**YOUR TASK:** Please find every line in the entries below that contains the string "years", and copy it.

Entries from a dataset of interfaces
★ ★ ★ ★

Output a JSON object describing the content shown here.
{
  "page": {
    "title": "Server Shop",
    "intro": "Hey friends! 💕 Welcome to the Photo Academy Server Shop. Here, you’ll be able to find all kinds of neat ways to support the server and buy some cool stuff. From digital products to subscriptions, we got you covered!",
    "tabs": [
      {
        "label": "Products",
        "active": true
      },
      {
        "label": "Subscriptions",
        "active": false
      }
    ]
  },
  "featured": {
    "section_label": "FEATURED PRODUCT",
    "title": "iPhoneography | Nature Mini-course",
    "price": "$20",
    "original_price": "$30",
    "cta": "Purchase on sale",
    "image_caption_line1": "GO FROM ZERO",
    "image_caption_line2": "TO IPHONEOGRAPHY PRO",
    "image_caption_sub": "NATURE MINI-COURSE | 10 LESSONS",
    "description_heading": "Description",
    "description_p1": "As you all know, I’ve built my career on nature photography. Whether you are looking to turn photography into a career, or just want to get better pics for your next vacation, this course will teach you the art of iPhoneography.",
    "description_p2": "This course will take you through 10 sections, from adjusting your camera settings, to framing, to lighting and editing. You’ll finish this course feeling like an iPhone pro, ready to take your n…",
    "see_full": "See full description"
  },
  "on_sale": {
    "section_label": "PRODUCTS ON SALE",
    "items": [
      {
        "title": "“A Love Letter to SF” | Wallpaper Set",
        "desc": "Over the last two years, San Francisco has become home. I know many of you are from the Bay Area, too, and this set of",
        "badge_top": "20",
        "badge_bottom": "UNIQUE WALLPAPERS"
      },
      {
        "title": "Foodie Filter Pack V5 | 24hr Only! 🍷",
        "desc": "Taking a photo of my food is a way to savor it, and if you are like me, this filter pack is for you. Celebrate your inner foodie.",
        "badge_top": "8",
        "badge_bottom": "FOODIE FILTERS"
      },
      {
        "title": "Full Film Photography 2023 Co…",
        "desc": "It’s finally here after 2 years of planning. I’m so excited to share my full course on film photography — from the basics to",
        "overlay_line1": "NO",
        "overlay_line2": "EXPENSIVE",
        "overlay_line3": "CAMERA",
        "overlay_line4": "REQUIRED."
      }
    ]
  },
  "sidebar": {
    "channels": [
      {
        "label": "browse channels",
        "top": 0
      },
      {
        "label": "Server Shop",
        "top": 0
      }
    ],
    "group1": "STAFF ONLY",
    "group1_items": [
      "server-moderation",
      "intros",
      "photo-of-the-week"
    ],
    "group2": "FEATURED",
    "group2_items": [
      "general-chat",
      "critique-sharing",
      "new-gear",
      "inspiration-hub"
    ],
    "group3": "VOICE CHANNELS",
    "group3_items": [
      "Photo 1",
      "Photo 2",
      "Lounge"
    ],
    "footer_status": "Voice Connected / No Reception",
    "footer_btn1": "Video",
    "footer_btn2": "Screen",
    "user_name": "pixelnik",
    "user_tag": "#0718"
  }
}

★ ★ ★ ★

**EXERCISE ANSWER:**
        "desc": "Over the last two years, San Francisco has become home. I know many of you are from the Bay Area, too, and this set of",
        "desc": "It’s finally here after 2 years of planning. I’m so excited to share my full course on film photography — from the basics to",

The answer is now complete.